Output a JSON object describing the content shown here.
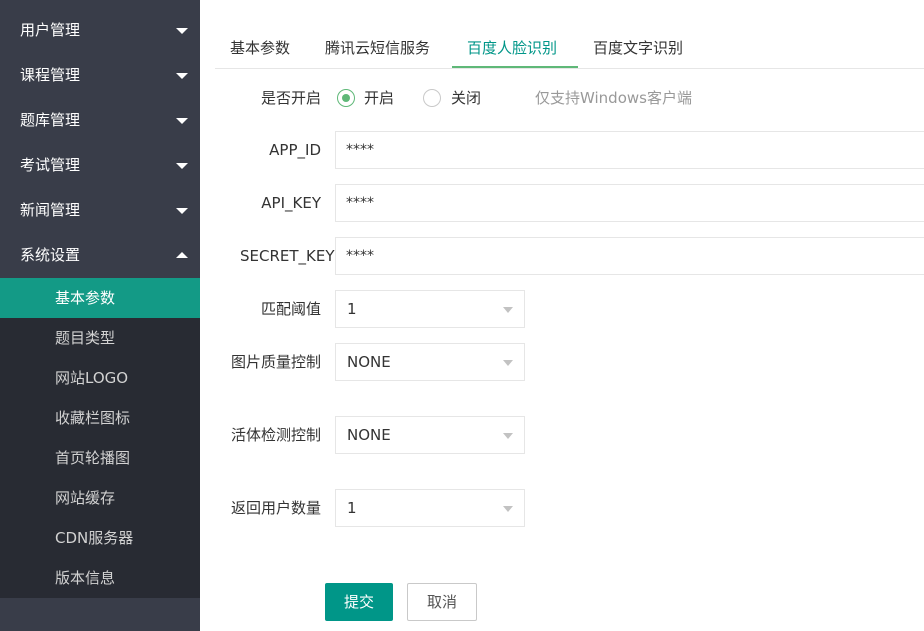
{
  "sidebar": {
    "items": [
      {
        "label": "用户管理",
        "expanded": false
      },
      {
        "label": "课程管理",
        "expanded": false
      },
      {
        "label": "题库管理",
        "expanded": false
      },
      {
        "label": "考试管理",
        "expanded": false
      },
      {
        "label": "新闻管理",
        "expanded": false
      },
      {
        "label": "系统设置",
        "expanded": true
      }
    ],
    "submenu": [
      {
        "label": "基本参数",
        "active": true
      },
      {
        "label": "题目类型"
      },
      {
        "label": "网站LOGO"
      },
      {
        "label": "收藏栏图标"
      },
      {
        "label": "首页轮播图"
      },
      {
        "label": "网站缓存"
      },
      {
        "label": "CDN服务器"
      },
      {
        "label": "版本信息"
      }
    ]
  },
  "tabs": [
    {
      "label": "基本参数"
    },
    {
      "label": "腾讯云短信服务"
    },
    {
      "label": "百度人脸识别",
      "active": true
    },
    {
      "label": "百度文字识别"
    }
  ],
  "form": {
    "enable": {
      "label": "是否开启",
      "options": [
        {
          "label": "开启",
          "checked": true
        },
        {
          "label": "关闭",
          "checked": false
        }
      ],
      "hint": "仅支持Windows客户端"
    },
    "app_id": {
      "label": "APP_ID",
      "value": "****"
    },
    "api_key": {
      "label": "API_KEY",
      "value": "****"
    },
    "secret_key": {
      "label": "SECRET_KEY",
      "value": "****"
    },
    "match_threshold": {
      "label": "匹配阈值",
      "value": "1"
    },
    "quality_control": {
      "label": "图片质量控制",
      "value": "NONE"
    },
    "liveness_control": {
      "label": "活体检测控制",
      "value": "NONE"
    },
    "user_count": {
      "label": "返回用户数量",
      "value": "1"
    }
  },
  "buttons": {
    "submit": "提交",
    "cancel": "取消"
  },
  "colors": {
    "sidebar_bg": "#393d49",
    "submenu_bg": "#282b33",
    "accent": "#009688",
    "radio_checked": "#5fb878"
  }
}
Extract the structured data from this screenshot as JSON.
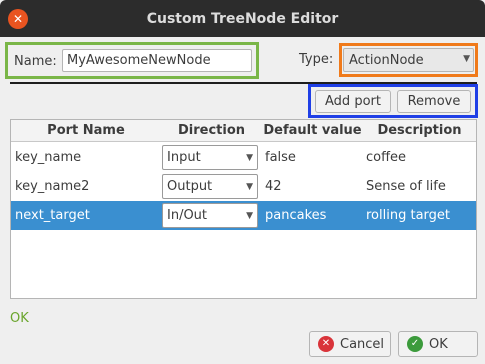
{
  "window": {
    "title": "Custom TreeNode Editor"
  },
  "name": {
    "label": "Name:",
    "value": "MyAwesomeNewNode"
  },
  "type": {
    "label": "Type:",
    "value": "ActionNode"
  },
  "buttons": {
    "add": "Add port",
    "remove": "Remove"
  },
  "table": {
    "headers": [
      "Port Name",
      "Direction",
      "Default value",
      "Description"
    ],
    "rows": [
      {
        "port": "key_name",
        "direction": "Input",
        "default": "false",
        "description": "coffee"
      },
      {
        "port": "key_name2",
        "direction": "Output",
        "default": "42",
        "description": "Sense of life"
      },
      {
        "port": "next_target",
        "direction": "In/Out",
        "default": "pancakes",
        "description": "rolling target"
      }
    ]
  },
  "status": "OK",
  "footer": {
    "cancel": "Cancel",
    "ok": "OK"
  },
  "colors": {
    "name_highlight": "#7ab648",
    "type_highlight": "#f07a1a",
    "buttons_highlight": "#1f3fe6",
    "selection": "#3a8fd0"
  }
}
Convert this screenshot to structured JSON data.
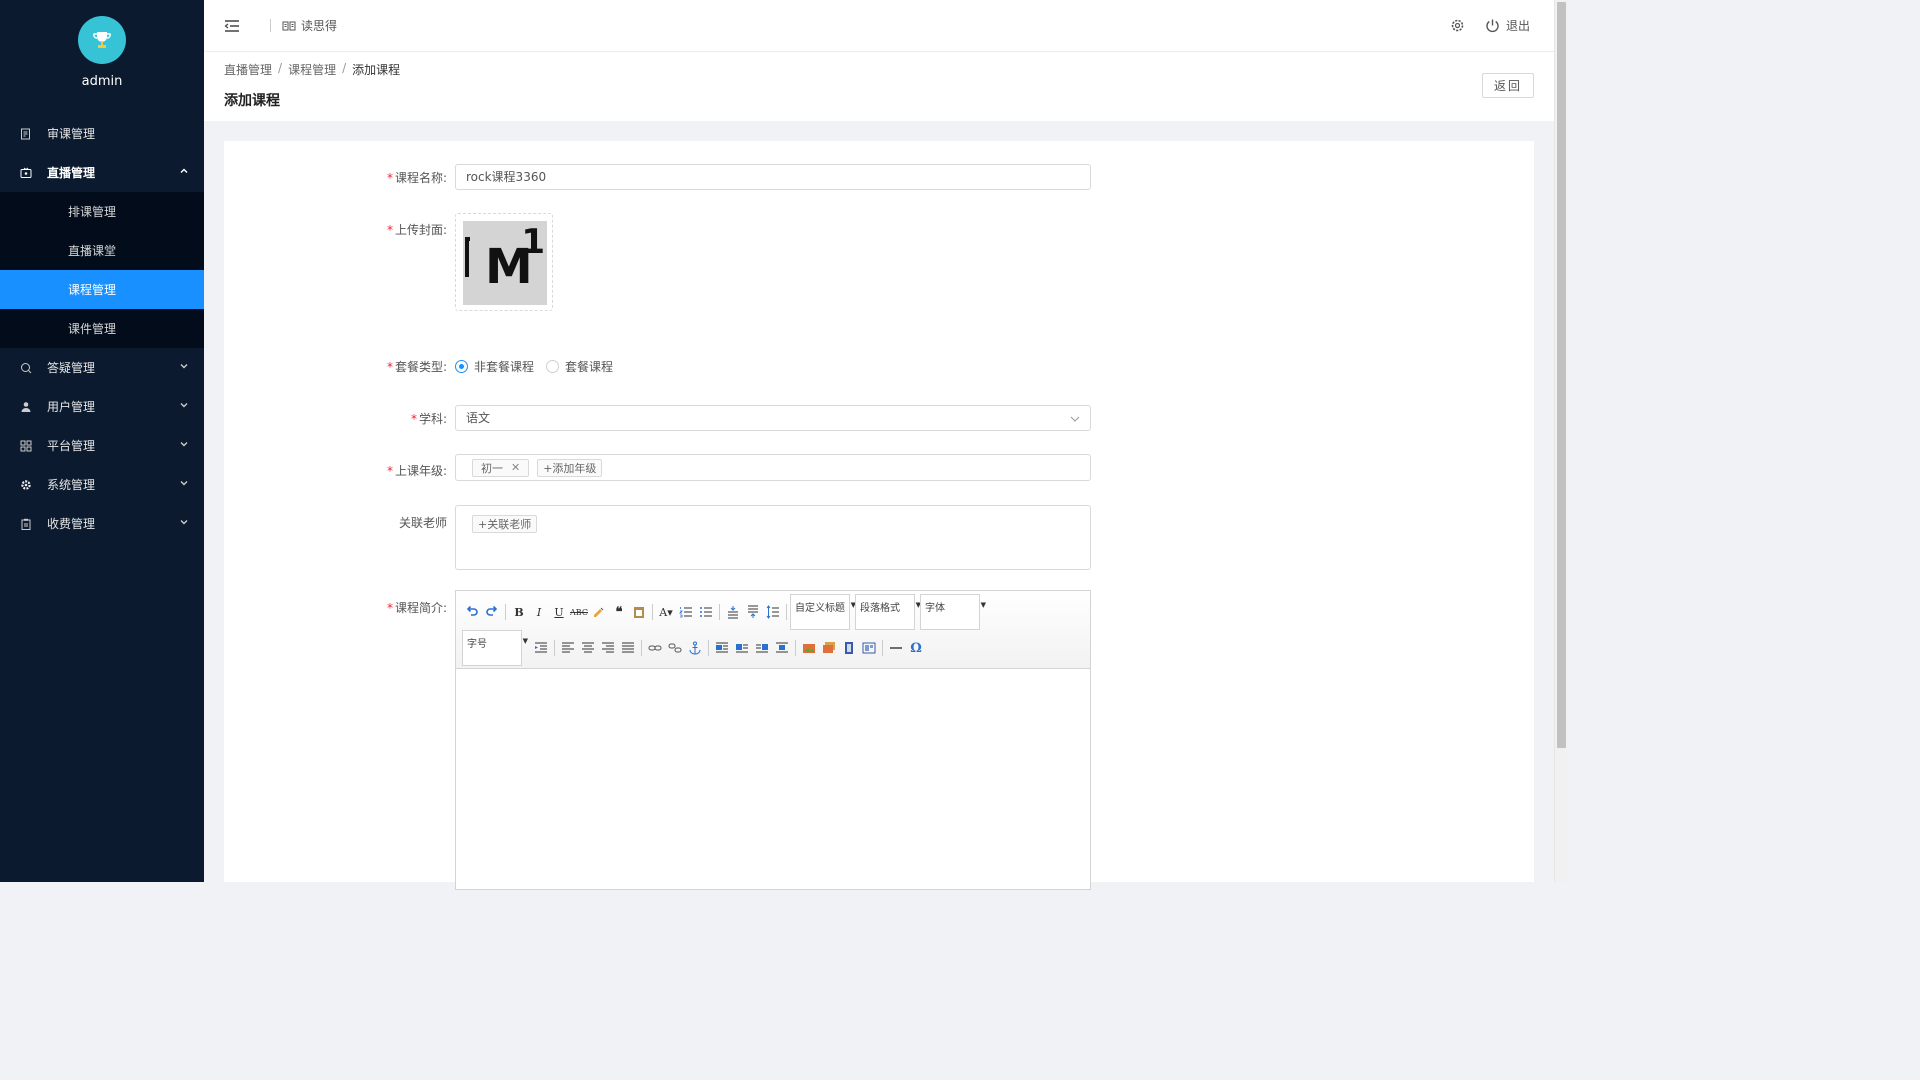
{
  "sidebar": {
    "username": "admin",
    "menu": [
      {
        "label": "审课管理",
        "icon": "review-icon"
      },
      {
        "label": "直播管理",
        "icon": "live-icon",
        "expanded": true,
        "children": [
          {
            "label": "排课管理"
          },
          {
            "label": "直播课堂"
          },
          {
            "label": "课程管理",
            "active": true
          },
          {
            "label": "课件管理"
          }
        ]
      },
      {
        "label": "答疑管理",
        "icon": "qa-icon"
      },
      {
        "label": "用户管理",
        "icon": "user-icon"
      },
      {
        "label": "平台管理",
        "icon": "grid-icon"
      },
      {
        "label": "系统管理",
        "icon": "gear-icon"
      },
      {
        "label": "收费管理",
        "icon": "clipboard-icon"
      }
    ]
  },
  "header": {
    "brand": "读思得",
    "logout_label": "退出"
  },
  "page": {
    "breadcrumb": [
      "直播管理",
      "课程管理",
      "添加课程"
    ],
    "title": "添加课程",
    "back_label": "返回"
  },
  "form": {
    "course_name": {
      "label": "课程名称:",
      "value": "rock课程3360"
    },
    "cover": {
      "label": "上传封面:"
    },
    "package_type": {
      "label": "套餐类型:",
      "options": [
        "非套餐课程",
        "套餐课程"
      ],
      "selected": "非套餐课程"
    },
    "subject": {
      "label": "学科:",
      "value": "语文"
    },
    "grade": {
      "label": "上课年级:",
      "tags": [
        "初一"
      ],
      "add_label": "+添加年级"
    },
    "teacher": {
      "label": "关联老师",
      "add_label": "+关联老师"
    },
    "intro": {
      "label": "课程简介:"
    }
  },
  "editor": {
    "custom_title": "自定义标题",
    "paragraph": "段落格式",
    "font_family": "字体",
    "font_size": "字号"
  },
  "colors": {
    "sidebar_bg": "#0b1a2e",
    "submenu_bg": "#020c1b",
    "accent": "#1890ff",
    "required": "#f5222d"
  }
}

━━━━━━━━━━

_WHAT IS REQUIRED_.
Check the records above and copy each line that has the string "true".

_RESPONSE BOX_.
        "expanded": true
        "active": true
      "active": true
          "checked": true
        "expanded": true,
            "active": true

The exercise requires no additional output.